HISB Faculty Fellows Lectures - Spring 2018
Thursday, February 15, 2018 at 4:00 PM, Rm 1008
Sohl Lee - Art Department
"The Democratic Avant-Garde: Minjung Art and Social Movement in South Korea"
As an art movement that emerged alongside the pro-democracy social movement in the 1980s, South Korea’s minjung art (or “people’s art”) not only participated in the revolution that changed the country’s political regime but also revolutionized the concept of art and art-making in the post-colonial nation. This talk is an overview of Sohl Lee’s forthcoming book on the dynamic history of minjung art and Korean democratization.

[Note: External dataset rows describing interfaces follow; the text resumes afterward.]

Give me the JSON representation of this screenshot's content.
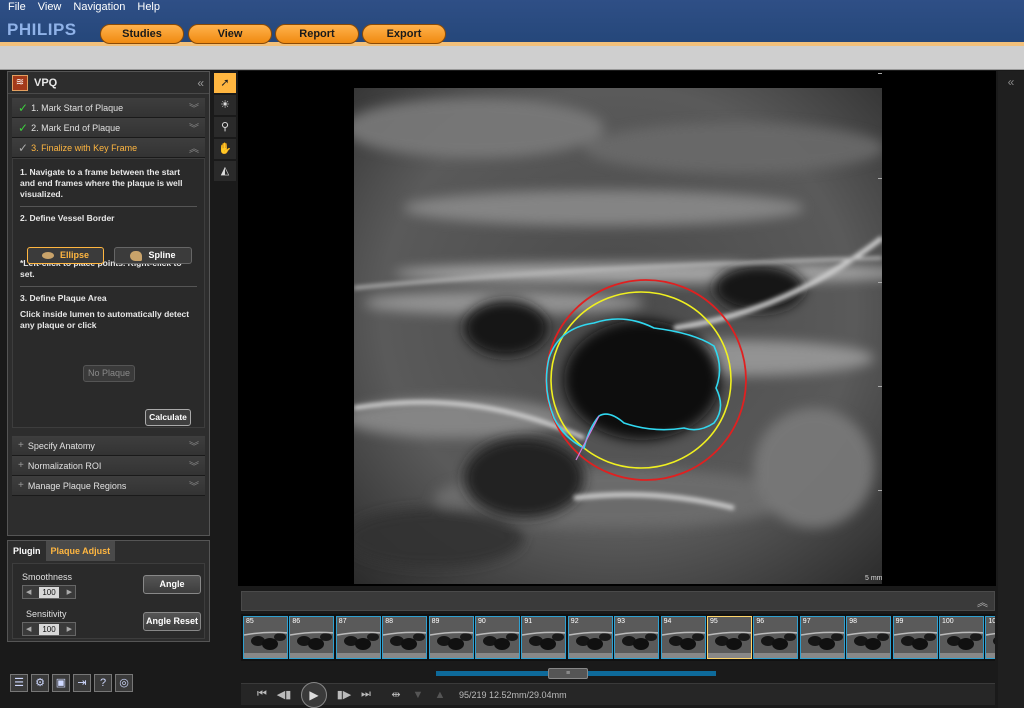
{
  "menu": [
    "File",
    "View",
    "Navigation",
    "Help"
  ],
  "brand": "PHILIPS",
  "top_tabs": [
    "Studies",
    "View",
    "Report",
    "Export"
  ],
  "left_panel": {
    "title": "VPQ",
    "steps": [
      {
        "label": "1. Mark Start of Plaque",
        "state": "done"
      },
      {
        "label": "2. Mark End of Plaque",
        "state": "done"
      },
      {
        "label": "3. Finalize with Key Frame",
        "state": "active"
      }
    ],
    "step3": {
      "intro": "1. Navigate to a frame between the start and end frames where the plaque is well visualized.",
      "vessel_heading": "2. Define Vessel Border",
      "ellipse_label": "Ellipse",
      "spline_label": "Spline",
      "hint": "*Left-click to place points. Right-click to set.",
      "plaque_heading": "3. Define Plaque Area",
      "plaque_text": "Click inside lumen to automatically detect any plaque or click",
      "no_plaque_label": "No Plaque",
      "calculate_label": "Calculate"
    },
    "collapsed_sections": [
      "Specify Anatomy",
      "Normalization ROI",
      "Manage Plaque Regions"
    ]
  },
  "plugin_panel": {
    "tabs": [
      "Plugin",
      "Plaque Adjust"
    ],
    "smoothness_label": "Smoothness",
    "smoothness_value": "100",
    "sensitivity_label": "Sensitivity",
    "sensitivity_value": "100",
    "angle_label": "Angle",
    "angle_reset_label": "Angle Reset"
  },
  "viewer": {
    "scale_label": "5 mm"
  },
  "filmstrip": {
    "frames": [
      "85",
      "86",
      "87",
      "88",
      "89",
      "90",
      "91",
      "92",
      "93",
      "94",
      "95",
      "96",
      "97",
      "98",
      "99",
      "100",
      "10"
    ],
    "selected": "95"
  },
  "playback": {
    "status": "95/219  12.52mm/29.04mm"
  },
  "colors": {
    "accent_orange": "#ffb640",
    "vessel_red": "#e02020",
    "ellipse_yellow": "#f0f020",
    "lumen_cyan": "#30d8f0",
    "filmstrip_border": "#2fa0d0"
  }
}
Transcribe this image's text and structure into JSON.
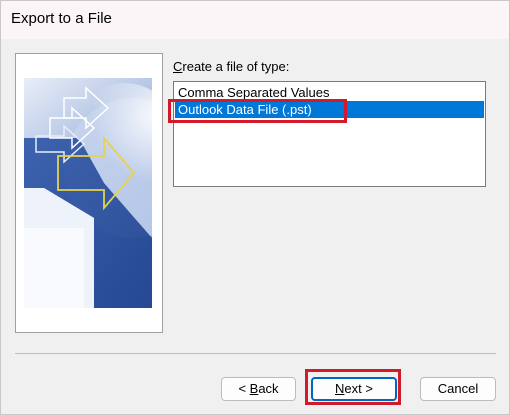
{
  "window": {
    "title": "Export to a File"
  },
  "form": {
    "prompt_accel": "C",
    "prompt_rest": "reate a file of type:",
    "file_types": [
      {
        "label": "Comma Separated Values",
        "selected": false
      },
      {
        "label": "Outlook Data File (.pst)",
        "selected": true
      }
    ]
  },
  "buttons": {
    "back": {
      "prefix": "< ",
      "accel": "B",
      "rest": "ack"
    },
    "next": {
      "accel": "N",
      "rest": "ext >"
    },
    "cancel": "Cancel"
  },
  "colors": {
    "selection": "#0078d7",
    "annotation_box": "#d11b2a",
    "default_button_border": "#0067c0"
  },
  "icons": [
    "export-wizard-illustration"
  ]
}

Sohl Lee is Assistant Professor of Art History and Criticism at Stony Brook University specializing in modern and contemporary art and visual culture of East Asia. Her interdisciplinary research interests include aesthetics of politics, activist art, vernacular modernism, postcolonial theory, historiography, and curatorial practice.
Tuesday, February 27, 2018 at 4:00 PM, Rm 1008
Michael Rubenstein - English Department
"Life Support: Fictions of Energy and Environment"
The postwar era in the United States is one of the most energy-intensive in human history. Yet we rarely think of periodizing, or interpreting, our cultural artifacts in terms of the energy regimes that support and shape them. Roman Polanski’s Chinatown (1974) has always been understood as a film about Los Angeles and Southern California, but I read it instead as an ur-text for American postwar energy extraction, distribution, and consumption.
Michael Rubenstein Associate Professor of English at Stony Brook University. He is the author of Public Works: Infrastructure, Irish Modernism, and the Postcolonial, which received the Modernist Studies Association Prize for a distinguished book and the American Conference for Irish Studies Robert Rhodes Prize for the Book on Literature. He is co-editor, with Sophia Beal and Bruce Robbins, of a special issue of Modern Fiction Studies on "Infrastructuralism" and is currently working on a new book, Unaccountable Growth, which examines questions of economic, infrastructural, and characterological development in recent fictions from and / or about the Global South.